## Action item:
Leave the pictures out and repeat the rest of the data below exactly.

## Working data:
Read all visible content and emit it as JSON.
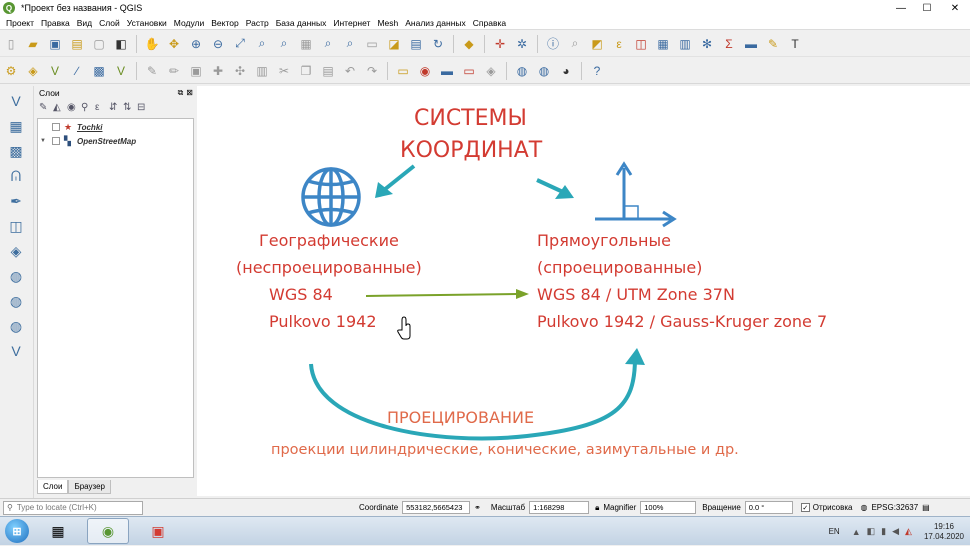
{
  "window": {
    "title": "*Проект без названия - QGIS",
    "logo_letter": "Q",
    "minimize": "—",
    "maximize": "☐",
    "close": "✕"
  },
  "menu": [
    "Проект",
    "Правка",
    "Вид",
    "Слой",
    "Установки",
    "Модули",
    "Вектор",
    "Растр",
    "База данных",
    "Интернет",
    "Mesh",
    "Анализ данных",
    "Справка"
  ],
  "layers_panel": {
    "title": "Слои",
    "layers": [
      {
        "name": "Tochki",
        "icon": "star-point-icon",
        "color": "#c0392b"
      },
      {
        "name": "OpenStreetMap",
        "icon": "raster-tile-icon",
        "color": "#2d4f7c"
      }
    ],
    "tabs": [
      "Слои",
      "Браузер"
    ]
  },
  "canvas": {
    "title_line1": "СИСТЕМЫ",
    "title_line2": "КООРДИНАТ",
    "left_col": [
      "Географические",
      "(неспроецированные)",
      "WGS 84",
      "Pulkovo 1942"
    ],
    "right_col": [
      "Прямоугольные",
      "(спроецированные)",
      "WGS 84 / UTM Zone 37N",
      "Pulkovo 1942 / Gauss-Kruger zone 7"
    ],
    "projection_label": "ПРОЕЦИРОВАНИЕ",
    "projection_types": "проекции цилиндрические, конические, азимутальные и др.",
    "colors": {
      "text": "#d33b32",
      "accent": "#e06a4a",
      "arrow_teal": "#2aa7b7",
      "arrow_green": "#7aa22a",
      "icon_blue": "#3d86c6"
    }
  },
  "statusbar": {
    "locate_placeholder": "Type to locate (Ctrl+K)",
    "coordinate_label": "Coordinate",
    "coordinate_value": "553182,5665423",
    "scale_label": "Масштаб",
    "scale_value": "1:168298",
    "magnifier_label": "Magnifier",
    "magnifier_value": "100%",
    "rotation_label": "Вращение",
    "rotation_value": "0.0 °",
    "render_label": "Отрисовка",
    "crs_label": "EPSG:32637"
  },
  "taskbar": {
    "lang": "EN",
    "time": "19:16",
    "date": "17.04.2020"
  }
}
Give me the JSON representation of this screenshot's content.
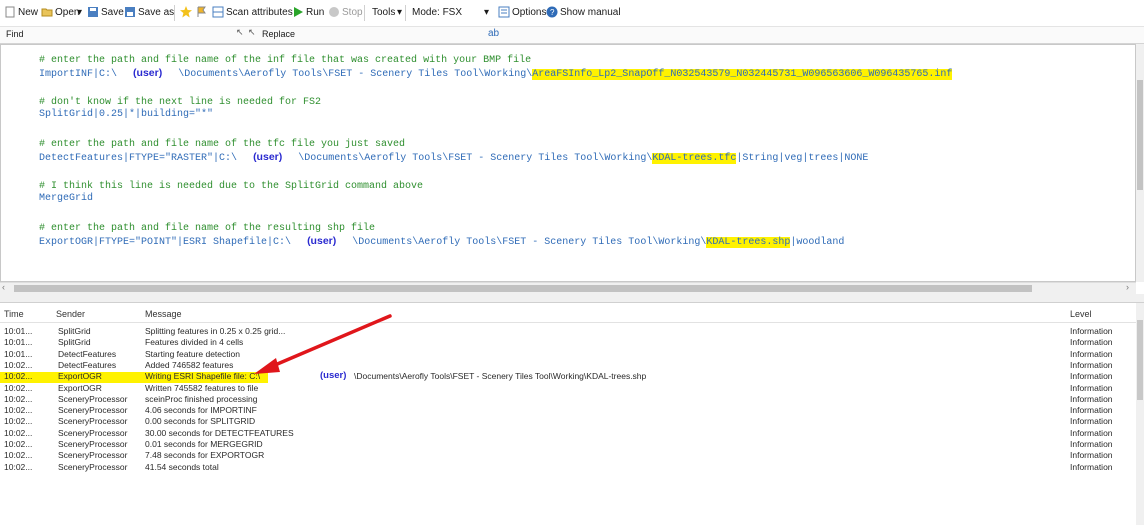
{
  "toolbar": {
    "new": "New",
    "open": "Open",
    "save": "Save",
    "save_as": "Save as",
    "scan_attributes": "Scan attributes",
    "run": "Run",
    "stop": "Stop",
    "tools": "Tools",
    "mode": "Mode: FSX",
    "options": "Options",
    "show_manual": "Show manual"
  },
  "find_bar": {
    "find_label": "Find",
    "replace_label": "Replace"
  },
  "editor": {
    "l1": "# enter the path and file name of the inf file that was created with your BMP file",
    "l2_cmd": "ImportINF|C:\\",
    "l2_user": "(user)",
    "l2_path": "\\Documents\\Aerofly Tools\\FSET - Scenery Tiles Tool\\Working\\",
    "l2_hl": "AreaFSInfo_Lp2_SnapOff_N032543579_N032445731_W096563606_W096435765.inf",
    "l3": "# don't know if the next line is needed for FS2",
    "l4": "SplitGrid|0.25|*|building=\"*\"",
    "l5": "# enter the path and file name of the tfc file you just saved",
    "l6_cmd": "DetectFeatures|FTYPE=\"RASTER\"|C:\\",
    "l6_user": "(user)",
    "l6_path": "\\Documents\\Aerofly Tools\\FSET - Scenery Tiles Tool\\Working\\",
    "l6_hl": "KDAL-trees.tfc",
    "l6_tail": "|String|veg|trees|NONE",
    "l7": "# I think this line is needed due to the SplitGrid command above",
    "l8": "MergeGrid",
    "l9": "# enter the path and file name of the resulting shp file",
    "l10_cmd": "ExportOGR|FTYPE=\"POINT\"|ESRI Shapefile|C:\\",
    "l10_user": "(user)",
    "l10_path": "\\Documents\\Aerofly Tools\\FSET - Scenery Tiles Tool\\Working\\",
    "l10_hl": "KDAL-trees.shp",
    "l10_tail": "|woodland"
  },
  "log": {
    "headers": {
      "time": "Time",
      "sender": "Sender",
      "message": "Message",
      "level": "Level"
    },
    "user_tag": "(user)",
    "rows": [
      {
        "time": "10:01...",
        "sender": "SplitGrid",
        "message": "Splitting features in 0.25 x 0.25 grid...",
        "level": "Information"
      },
      {
        "time": "10:01...",
        "sender": "SplitGrid",
        "message": "Features divided in 4 cells",
        "level": "Information"
      },
      {
        "time": "10:01...",
        "sender": "DetectFeatures",
        "message": "Starting feature detection",
        "level": "Information"
      },
      {
        "time": "10:02...",
        "sender": "DetectFeatures",
        "message": "Added 746582 features",
        "level": "Information"
      },
      {
        "time": "10:02...",
        "sender": "ExportOGR",
        "message": "Writing ESRI Shapefile file: C:\\",
        "message_tail": "\\Documents\\Aerofly Tools\\FSET - Scenery Tiles Tool\\Working\\KDAL-trees.shp",
        "level": "Information"
      },
      {
        "time": "10:02...",
        "sender": "ExportOGR",
        "message": "Written 745582 features to file",
        "level": "Information"
      },
      {
        "time": "10:02...",
        "sender": "SceneryProcessor",
        "message": "sceinProc finished processing",
        "level": "Information"
      },
      {
        "time": "10:02...",
        "sender": "SceneryProcessor",
        "message": "4.06 seconds for IMPORTINF",
        "level": "Information"
      },
      {
        "time": "10:02...",
        "sender": "SceneryProcessor",
        "message": "0.00 seconds for SPLITGRID",
        "level": "Information"
      },
      {
        "time": "10:02...",
        "sender": "SceneryProcessor",
        "message": "30.00 seconds for DETECTFEATURES",
        "level": "Information"
      },
      {
        "time": "10:02...",
        "sender": "SceneryProcessor",
        "message": "0.01 seconds for MERGEGRID",
        "level": "Information"
      },
      {
        "time": "10:02...",
        "sender": "SceneryProcessor",
        "message": "7.48 seconds for EXPORTOGR",
        "level": "Information"
      },
      {
        "time": "10:02...",
        "sender": "SceneryProcessor",
        "message": "41.54 seconds total",
        "level": "Information"
      }
    ]
  },
  "colors": {
    "highlight": "#fff200",
    "comment": "#2f8f2f",
    "command": "#2f6bb7",
    "user_tag": "#2a2ad0",
    "arrow": "#e0161b"
  }
}
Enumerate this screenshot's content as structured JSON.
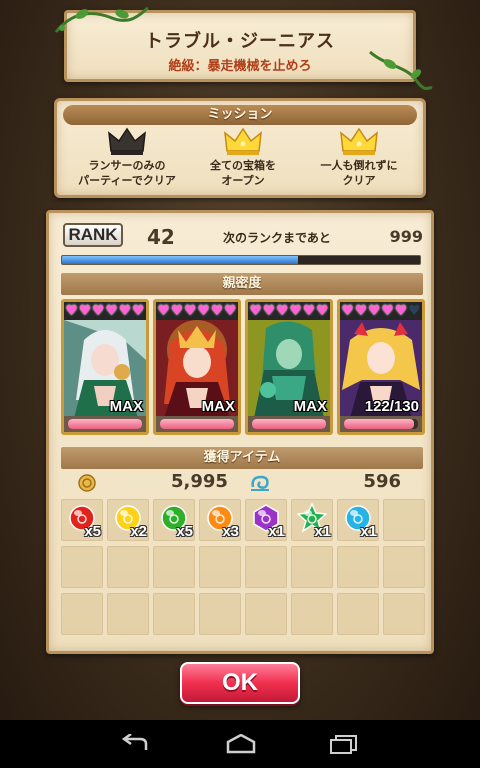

## Finished exercise:
Read all visible content and emit it as JSON.
{
  "window": {
    "title": "*Проект без названия - QGIS",
    "logo_letter": "Q",
    "minimize": "—",
    "maximize": "☐",
    "close": "✕"
  },
  "menu": [
    "Проект",
    "Правка",
    "Вид",
    "Слой",
    "Установки",
    "Модули",
    "Вектор",
    "Растр",
    "База данных",
    "Интернет",
    "Mesh",
    "Анализ данных",
    "Справка"
  ],
  "layers_panel": {
    "title": "Слои",
    "layers": [
      {
        "name": "Tochki",
        "icon": "star-point-icon",
        "color": "#c0392b"
      },
      {
        "name": "OpenStreetMap",
        "icon": "raster-tile-icon",
        "color": "#2d4f7c"
      }
    ],
    "tabs": [
      "Слои",
      "Браузер"
    ]
  },
  "canvas": {
    "title_line1": "СИСТЕМЫ",
    "title_line2": "КООРДИНАТ",
    "left_col": [
      "Географические",
      "(неспроецированные)",
      "WGS 84",
      "Pulkovo 1942"
    ],
    "right_col": [
      "Прямоугольные",
      "(спроецированные)",
      "WGS 84 / UTM Zone 37N",
      "Pulkovo 1942 / Gauss-Kruger zone 7"
    ],
    "projection_label": "ПРОЕЦИРОВАНИЕ",
    "projection_types": "проекции цилиндрические, конические, азимутальные и др.",
    "colors": {
      "text": "#d33b32",
      "accent": "#e06a4a",
      "arrow_teal": "#2aa7b7",
      "arrow_green": "#7aa22a",
      "icon_blue": "#3d86c6"
    }
  },
  "statusbar": {
    "locate_placeholder": "Type to locate (Ctrl+K)",
    "coordinate_label": "Coordinate",
    "coordinate_value": "553182,5665423",
    "scale_label": "Масштаб",
    "scale_value": "1:168298",
    "magnifier_label": "Magnifier",
    "magnifier_value": "100%",
    "rotation_label": "Вращение",
    "rotation_value": "0.0 °",
    "render_label": "Отрисовка",
    "crs_label": "EPSG:32637"
  },
  "taskbar": {
    "lang": "EN",
    "time": "19:16",
    "date": "17.04.2020"
  }
}
Give me the JSON representation of this screenshot's content.
{
  "toolbar": {
    "new": "New",
    "open": "Open",
    "save": "Save",
    "save_as": "Save as",
    "scan_attributes": "Scan attributes",
    "run": "Run",
    "stop": "Stop",
    "tools": "Tools",
    "mode": "Mode: FSX",
    "options": "Options",
    "show_manual": "Show manual"
  },
  "find_bar": {
    "find_label": "Find",
    "replace_label": "Replace"
  },
  "editor": {
    "l1": "# enter the path and file name of the inf file that was created with your BMP file",
    "l2_cmd": "ImportINF|C:\\",
    "l2_user": "(user)",
    "l2_path": "\\Documents\\Aerofly Tools\\FSET - Scenery Tiles Tool\\Working\\",
    "l2_hl": "AreaFSInfo_Lp2_SnapOff_N032543579_N032445731_W096563606_W096435765.inf",
    "l3": "# don't know if the next line is needed for FS2",
    "l4": "SplitGrid|0.25|*|building=\"*\"",
    "l5": "# enter the path and file name of the tfc file you just saved",
    "l6_cmd": "DetectFeatures|FTYPE=\"RASTER\"|C:\\",
    "l6_user": "(user)",
    "l6_path": "\\Documents\\Aerofly Tools\\FSET - Scenery Tiles Tool\\Working\\",
    "l6_hl": "KDAL-trees.tfc",
    "l6_tail": "|String|veg|trees|NONE",
    "l7": "# I think this line is needed due to the SplitGrid command above",
    "l8": "MergeGrid",
    "l9": "# enter the path and file name of the resulting shp file",
    "l10_cmd": "ExportOGR|FTYPE=\"POINT\"|ESRI Shapefile|C:\\",
    "l10_user": "(user)",
    "l10_path": "\\Documents\\Aerofly Tools\\FSET - Scenery Tiles Tool\\Working\\",
    "l10_hl": "KDAL-trees.shp",
    "l10_tail": "|woodland"
  },
  "log": {
    "headers": {
      "time": "Time",
      "sender": "Sender",
      "message": "Message",
      "level": "Level"
    },
    "user_tag": "(user)",
    "rows": [
      {
        "time": "10:01...",
        "sender": "SplitGrid",
        "message": "Splitting features in 0.25 x 0.25 grid...",
        "level": "Information"
      },
      {
        "time": "10:01...",
        "sender": "SplitGrid",
        "message": "Features divided in 4 cells",
        "level": "Information"
      },
      {
        "time": "10:01...",
        "sender": "DetectFeatures",
        "message": "Starting feature detection",
        "level": "Information"
      },
      {
        "time": "10:02...",
        "sender": "DetectFeatures",
        "message": "Added 746582 features",
        "level": "Information"
      },
      {
        "time": "10:02...",
        "sender": "ExportOGR",
        "message": "Writing ESRI Shapefile file: C:\\",
        "message_tail": "\\Documents\\Aerofly Tools\\FSET - Scenery Tiles Tool\\Working\\KDAL-trees.shp",
        "level": "Information"
      },
      {
        "time": "10:02...",
        "sender": "ExportOGR",
        "message": "Written 745582 features to file",
        "level": "Information"
      },
      {
        "time": "10:02...",
        "sender": "SceneryProcessor",
        "message": "sceinProc finished processing",
        "level": "Information"
      },
      {
        "time": "10:02...",
        "sender": "SceneryProcessor",
        "message": "4.06 seconds for IMPORTINF",
        "level": "Information"
      },
      {
        "time": "10:02...",
        "sender": "SceneryProcessor",
        "message": "0.00 seconds for SPLITGRID",
        "level": "Information"
      },
      {
        "time": "10:02...",
        "sender": "SceneryProcessor",
        "message": "30.00 seconds for DETECTFEATURES",
        "level": "Information"
      },
      {
        "time": "10:02...",
        "sender": "SceneryProcessor",
        "message": "0.01 seconds for MERGEGRID",
        "level": "Information"
      },
      {
        "time": "10:02...",
        "sender": "SceneryProcessor",
        "message": "7.48 seconds for EXPORTOGR",
        "level": "Information"
      },
      {
        "time": "10:02...",
        "sender": "SceneryProcessor",
        "message": "41.54 seconds total",
        "level": "Information"
      }
    ]
  },
  "colors": {
    "highlight": "#fff200",
    "comment": "#2f8f2f",
    "command": "#2f6bb7",
    "user_tag": "#2a2ad0",
    "arrow": "#e0161b"
  }
}
Enumerate this screenshot's content as structured JSON.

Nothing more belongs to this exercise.